Film tells story of Aboriginal youth who helped build Yukon bike trails

Two years ago, Kelly Milner had never made a film. Now, her documentary about Carcross's renowned mountain-bike trails, and the Aboriginal youth who helped build them, is headed to the Banff Mountain Film Festival.

Kelly Milner's 'Shift' tells story of aboriginal youth who built Carcross's renowned biking trails

'Everytime people watch this film, they say, 'It’s just so beautifully shot,'' Milner said, giving credit to director of photography Dave Hamelin. (Shot in the Dark)

Yukoner Kelly Milner is still gobsmacked by the news this week — her short documentary film, the first she's ever made, will be screened at a high-profile festival this fall and may end up touring the world.

'It kind of seems like a dream,' says Kelly Milner, a Yukon filmmaker, whose first film is heading to the Banff Mountain Film Festival next month. (Archbould Photography/Shot in the Dark)
"I'm still not sure that I've come down from it, in terms of realizing what we've been able to achieve with the film, and the story," she said. 

"It kind of seems like a dream." 

The film, Shift, tells the story of a group of Aboriginal youth in Carcross, Yukon, who spent years helping build what have become world-renowned mountain biking trails.

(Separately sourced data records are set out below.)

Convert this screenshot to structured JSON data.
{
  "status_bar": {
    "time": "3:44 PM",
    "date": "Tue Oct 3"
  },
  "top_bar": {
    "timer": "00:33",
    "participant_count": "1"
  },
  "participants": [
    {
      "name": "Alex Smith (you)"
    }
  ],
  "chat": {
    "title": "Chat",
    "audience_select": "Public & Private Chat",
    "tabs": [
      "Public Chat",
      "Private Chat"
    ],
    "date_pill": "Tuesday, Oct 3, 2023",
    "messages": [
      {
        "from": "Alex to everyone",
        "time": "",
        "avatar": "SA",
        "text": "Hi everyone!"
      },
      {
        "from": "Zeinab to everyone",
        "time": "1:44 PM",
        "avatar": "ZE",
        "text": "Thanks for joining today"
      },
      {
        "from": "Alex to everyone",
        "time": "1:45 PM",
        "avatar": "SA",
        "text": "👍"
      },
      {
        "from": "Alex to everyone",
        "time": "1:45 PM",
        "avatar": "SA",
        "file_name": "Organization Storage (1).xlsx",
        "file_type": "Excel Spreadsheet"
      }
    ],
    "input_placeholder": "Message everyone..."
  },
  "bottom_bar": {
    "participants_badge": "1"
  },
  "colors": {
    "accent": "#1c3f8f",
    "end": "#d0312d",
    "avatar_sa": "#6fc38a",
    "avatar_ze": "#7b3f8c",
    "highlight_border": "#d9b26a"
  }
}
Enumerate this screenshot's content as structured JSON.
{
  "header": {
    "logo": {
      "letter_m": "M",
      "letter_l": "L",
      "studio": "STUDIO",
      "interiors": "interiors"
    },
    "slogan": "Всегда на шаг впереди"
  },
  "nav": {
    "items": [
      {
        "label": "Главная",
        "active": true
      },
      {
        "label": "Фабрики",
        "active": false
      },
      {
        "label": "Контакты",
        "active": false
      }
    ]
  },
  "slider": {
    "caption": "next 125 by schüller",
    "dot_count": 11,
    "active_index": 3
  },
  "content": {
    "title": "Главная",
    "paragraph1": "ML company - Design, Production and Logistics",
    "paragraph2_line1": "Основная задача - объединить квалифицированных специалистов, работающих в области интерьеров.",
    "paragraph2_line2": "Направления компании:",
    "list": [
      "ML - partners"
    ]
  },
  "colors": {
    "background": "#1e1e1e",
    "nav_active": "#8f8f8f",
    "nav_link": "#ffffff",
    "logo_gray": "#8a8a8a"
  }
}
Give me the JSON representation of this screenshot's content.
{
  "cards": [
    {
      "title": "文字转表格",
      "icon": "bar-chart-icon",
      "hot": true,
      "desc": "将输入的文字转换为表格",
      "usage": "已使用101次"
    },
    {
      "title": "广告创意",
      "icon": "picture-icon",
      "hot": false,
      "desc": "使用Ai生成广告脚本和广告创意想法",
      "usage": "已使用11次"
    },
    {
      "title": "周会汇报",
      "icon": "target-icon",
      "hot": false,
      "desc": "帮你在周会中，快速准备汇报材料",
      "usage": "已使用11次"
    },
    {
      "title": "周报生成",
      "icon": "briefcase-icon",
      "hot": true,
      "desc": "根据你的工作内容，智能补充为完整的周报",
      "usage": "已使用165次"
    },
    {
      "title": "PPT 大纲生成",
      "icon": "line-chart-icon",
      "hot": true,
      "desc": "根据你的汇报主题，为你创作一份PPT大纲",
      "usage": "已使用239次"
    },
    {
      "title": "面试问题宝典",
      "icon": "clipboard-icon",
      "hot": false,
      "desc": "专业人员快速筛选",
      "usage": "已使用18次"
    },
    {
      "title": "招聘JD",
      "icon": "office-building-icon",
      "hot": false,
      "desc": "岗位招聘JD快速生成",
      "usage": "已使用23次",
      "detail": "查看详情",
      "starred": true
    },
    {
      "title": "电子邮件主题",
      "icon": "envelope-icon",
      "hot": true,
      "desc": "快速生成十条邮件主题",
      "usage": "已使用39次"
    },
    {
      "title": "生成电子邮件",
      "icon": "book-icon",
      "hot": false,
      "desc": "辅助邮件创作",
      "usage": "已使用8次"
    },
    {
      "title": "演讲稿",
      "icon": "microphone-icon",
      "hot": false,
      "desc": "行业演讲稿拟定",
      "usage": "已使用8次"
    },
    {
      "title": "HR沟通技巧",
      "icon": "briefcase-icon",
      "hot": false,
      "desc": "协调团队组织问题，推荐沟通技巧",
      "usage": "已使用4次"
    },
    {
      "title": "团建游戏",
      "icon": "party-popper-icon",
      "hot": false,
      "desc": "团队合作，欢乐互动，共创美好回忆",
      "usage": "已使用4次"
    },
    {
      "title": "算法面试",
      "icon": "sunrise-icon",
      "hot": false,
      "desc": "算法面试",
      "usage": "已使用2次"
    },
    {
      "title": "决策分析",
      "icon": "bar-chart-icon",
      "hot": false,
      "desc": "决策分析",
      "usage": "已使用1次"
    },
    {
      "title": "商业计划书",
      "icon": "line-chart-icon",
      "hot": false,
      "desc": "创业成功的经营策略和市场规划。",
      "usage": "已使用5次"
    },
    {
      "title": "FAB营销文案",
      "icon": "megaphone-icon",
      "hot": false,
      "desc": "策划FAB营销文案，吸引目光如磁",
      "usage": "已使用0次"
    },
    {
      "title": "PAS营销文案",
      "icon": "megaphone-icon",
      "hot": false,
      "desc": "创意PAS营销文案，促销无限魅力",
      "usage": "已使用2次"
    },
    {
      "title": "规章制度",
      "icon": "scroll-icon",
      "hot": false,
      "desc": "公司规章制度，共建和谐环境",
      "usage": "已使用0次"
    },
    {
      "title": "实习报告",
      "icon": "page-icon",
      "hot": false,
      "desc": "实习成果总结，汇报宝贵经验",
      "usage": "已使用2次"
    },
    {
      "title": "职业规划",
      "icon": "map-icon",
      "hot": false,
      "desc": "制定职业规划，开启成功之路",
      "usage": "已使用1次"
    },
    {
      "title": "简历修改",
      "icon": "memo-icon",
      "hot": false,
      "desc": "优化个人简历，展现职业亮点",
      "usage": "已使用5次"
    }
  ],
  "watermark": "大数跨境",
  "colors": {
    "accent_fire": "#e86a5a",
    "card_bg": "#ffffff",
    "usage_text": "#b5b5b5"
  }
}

So renowned, in fact, that they'll be visited next week by the Duke and Duchess of Cambridge.

"This is a film about mountain biking, but it's also about something much bigger," Milner said.

In November, it will be screened at the Banff Mountain Film Festival, and could become part of the touring festival, which is screened around the world. 

'Icing on the cake'

The film shows the positive impact the project had on the young people, giving them a sense of purpose and responsibility.

"To see that recognized and to be able to screen it at an event like [the Banff Mountain Film Festival], is really special for me," Milner said.

The young people, with the support of their First Nation, spent years converting historic trails into a major tourist destination. (Derek Crowe)

"I was really getting tired of watching people skiing, or biking, or whatever — great, wonderful shots — but where's the story?"

Milner calls the festival "the total icing on the cake" of what's become an amazing, and in some ways, unexpected journey for her. Two years ago, she had never made a film, and didn't even know where to begin.

"To be able to set something that seems like such a lofty goal, and now to be there, is pretty special."

with files from Dave White